▶ _Material for this task_
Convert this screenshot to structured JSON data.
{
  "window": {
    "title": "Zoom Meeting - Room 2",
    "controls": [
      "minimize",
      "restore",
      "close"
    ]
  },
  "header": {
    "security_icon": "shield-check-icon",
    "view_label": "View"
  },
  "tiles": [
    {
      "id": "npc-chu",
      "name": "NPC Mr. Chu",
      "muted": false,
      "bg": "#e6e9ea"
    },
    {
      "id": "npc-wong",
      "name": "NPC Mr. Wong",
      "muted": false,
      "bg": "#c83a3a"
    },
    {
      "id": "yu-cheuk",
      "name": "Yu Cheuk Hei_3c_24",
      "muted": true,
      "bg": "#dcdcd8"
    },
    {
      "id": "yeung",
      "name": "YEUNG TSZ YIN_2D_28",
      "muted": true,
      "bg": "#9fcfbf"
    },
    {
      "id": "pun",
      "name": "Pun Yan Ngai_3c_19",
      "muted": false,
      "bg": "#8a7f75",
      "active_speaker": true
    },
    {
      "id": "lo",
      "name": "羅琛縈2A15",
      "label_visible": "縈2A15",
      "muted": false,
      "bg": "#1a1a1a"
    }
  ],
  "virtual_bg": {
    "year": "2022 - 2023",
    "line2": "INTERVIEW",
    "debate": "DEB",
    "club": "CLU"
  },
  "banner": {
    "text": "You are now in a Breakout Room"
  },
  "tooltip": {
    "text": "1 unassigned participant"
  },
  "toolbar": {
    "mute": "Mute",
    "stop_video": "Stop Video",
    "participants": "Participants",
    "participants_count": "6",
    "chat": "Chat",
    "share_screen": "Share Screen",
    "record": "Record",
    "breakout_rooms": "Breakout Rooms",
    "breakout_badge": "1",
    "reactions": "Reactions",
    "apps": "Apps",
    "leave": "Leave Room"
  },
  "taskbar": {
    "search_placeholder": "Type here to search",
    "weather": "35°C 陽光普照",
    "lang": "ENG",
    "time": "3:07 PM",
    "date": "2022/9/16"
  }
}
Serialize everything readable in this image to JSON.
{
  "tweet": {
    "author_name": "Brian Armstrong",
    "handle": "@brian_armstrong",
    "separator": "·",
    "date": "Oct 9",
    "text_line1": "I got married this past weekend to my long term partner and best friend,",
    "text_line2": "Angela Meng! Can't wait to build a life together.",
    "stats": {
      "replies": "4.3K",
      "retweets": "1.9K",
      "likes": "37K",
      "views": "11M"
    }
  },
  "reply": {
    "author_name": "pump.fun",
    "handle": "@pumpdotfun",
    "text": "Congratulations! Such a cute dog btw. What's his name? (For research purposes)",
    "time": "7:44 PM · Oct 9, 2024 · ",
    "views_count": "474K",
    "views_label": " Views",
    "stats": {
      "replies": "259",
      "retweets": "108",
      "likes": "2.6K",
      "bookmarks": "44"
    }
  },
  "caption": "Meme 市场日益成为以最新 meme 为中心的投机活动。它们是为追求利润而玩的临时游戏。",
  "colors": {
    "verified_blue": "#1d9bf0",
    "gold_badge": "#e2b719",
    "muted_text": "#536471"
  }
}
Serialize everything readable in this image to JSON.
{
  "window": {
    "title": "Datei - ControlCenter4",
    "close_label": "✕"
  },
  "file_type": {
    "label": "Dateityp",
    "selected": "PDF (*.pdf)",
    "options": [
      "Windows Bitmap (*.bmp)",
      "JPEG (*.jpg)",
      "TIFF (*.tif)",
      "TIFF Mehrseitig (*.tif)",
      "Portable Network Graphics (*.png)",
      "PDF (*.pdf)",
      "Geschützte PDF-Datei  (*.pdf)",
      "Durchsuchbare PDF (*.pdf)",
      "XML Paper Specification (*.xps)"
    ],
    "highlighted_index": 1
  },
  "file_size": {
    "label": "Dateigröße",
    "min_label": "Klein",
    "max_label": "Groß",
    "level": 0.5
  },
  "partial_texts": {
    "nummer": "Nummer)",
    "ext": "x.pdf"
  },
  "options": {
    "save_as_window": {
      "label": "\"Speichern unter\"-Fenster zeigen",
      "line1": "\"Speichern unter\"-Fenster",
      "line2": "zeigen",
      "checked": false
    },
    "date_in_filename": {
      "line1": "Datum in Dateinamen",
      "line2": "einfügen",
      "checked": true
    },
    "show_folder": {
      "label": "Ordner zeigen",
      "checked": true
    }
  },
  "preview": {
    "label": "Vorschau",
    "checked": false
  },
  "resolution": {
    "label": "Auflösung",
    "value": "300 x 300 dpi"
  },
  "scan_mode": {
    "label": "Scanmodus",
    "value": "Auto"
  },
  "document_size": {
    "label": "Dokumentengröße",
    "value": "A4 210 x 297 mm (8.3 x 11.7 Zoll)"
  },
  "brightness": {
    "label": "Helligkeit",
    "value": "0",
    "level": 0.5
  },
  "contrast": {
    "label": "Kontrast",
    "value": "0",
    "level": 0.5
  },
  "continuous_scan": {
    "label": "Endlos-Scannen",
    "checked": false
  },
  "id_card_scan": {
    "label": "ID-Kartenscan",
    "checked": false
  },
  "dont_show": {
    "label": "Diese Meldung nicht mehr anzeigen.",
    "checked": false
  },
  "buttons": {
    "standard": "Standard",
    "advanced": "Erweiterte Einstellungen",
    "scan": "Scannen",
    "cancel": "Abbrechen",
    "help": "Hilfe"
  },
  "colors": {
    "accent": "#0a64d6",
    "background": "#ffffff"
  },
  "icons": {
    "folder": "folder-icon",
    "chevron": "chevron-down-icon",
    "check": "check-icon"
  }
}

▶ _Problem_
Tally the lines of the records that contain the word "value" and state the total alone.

▶ _Exercise answer_
5